Over the past few years a number of children have brought damages claims against their local authorities for failing to take them into care, when it was plain they had been at risk within their own families.
Such cases are usually referred to as ‘failure to intervene’ or ‘failure to remove’ children known to be at risk.
Children already in care are also currently able to sue local authorities, and in one case, a child put through 40 different foster placements received compensation from the local authority.
However, what duty of care do local authorities owe children in their area to protect them from harm by third parties, and in situations where it is not parental neglect or harm at home which is the cause of suffering?
This is an area of law which set to come consideration in July of this year at the UK Supreme Court, when the claimants in the case of CN & GN v Poole Borough Council appeal a decision of the Court of Appeal.
It is a hearing which could have far-reaching consequences with regards to justice for children who are let down and exposed to harm by others.
Children were abused by another family having been rehomed by council
The Claimants in the case were two children (one of whom was severely disabled). They alleged that the defendant local authority had negligently failed to take appropriate and necessary steps to safeguard them.

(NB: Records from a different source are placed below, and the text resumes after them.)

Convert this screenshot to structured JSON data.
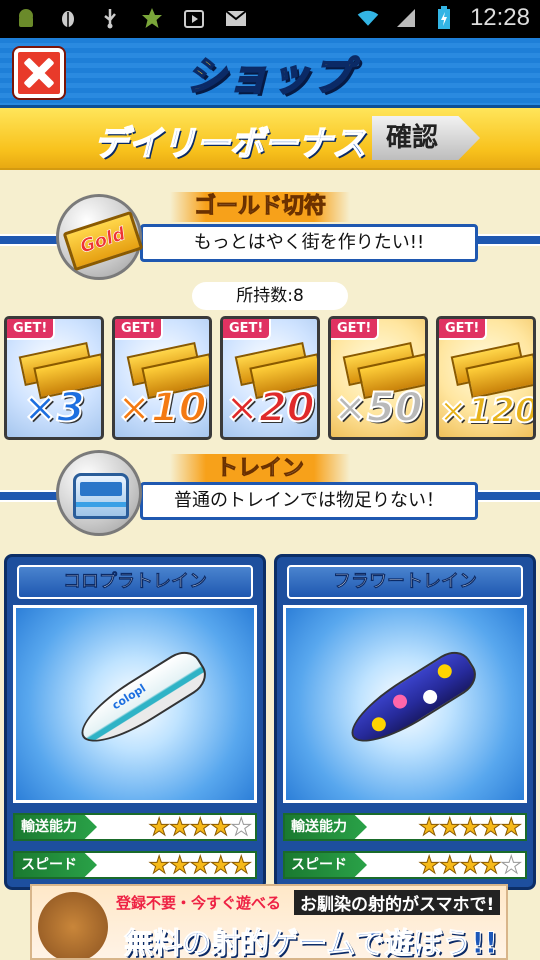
{
  "status_bar": {
    "time": "12:28"
  },
  "header": {
    "title": "ショップ"
  },
  "bonus": {
    "label": "デイリーボーナス",
    "confirm_label": "確認"
  },
  "gold_section": {
    "title": "ゴールド切符",
    "message": "もっとはやく街を作りたい!!",
    "icon_text": "Gold",
    "holding": "所持数:8",
    "packs": [
      {
        "tag": "GET!",
        "multiplier": "×3",
        "color": "#1d6fe0"
      },
      {
        "tag": "GET!",
        "multiplier": "×10",
        "color": "#f47a12"
      },
      {
        "tag": "GET!",
        "multiplier": "×20",
        "color": "#e02a2a"
      },
      {
        "tag": "GET!",
        "multiplier": "×50",
        "color": "#b9b9b9"
      },
      {
        "tag": "GET!",
        "multiplier": "×120",
        "color": "#e6b21a"
      }
    ]
  },
  "train_section": {
    "title": "トレイン",
    "message": "普通のトレインでは物足りない！"
  },
  "trains": [
    {
      "name": "コロプラトレイン",
      "logo": "colopl",
      "stats": [
        {
          "label": "輸送能力",
          "rating": 4
        },
        {
          "label": "スピード",
          "rating": 5
        }
      ]
    },
    {
      "name": "フラワートレイン",
      "stats": [
        {
          "label": "輸送能力",
          "rating": 5
        },
        {
          "label": "スピード",
          "rating": 4
        }
      ]
    }
  ],
  "ad": {
    "line1": "登録不要・今すぐ遊べる",
    "line1b": "お馴染の射的がスマホで!",
    "line2": "無料の射的ゲームで遊ぼう!!"
  }
}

They children were the target of prolonged abuse perpetrated by members of another family who lived on the estate on which they were housed by the defendant authority, between May 2006 and December 2011.
The local authority apologised for what happened to them, and so the two children brought a claim directly against the local authority.
However, as the law stands courts are very reluctant to say that a local authority owes a duty of care to people in this kind of position, and the claims were struck out.
Supreme Court decision must bring clarity over local authorities’ duty of care
The claims have risen through the courts right to where we now stand.
They were initially reinstated on appeal, but then the local authority went direct to the Court of Appeal which ruled this was a case where the local authority had no duty of care towards these unfortunate children.
The Claimants’ lawyers had tried to argue that under the Children Act 1989, the local authority should have done more for them, and they are now heading to the UK Supreme Court to fight it out.
The Supreme Court ruling, which should follow soon after the hearing, could have a big impact on claims in the future. It must bring clarity over the full extent of a local authority’s duty of care.
Given our work in acting for children in the care system at Hudgell Solicitors, it is a matter we will be watching closely, and a ruling we hope ensures the legal process of pursuing justice for children is not compromised in any way.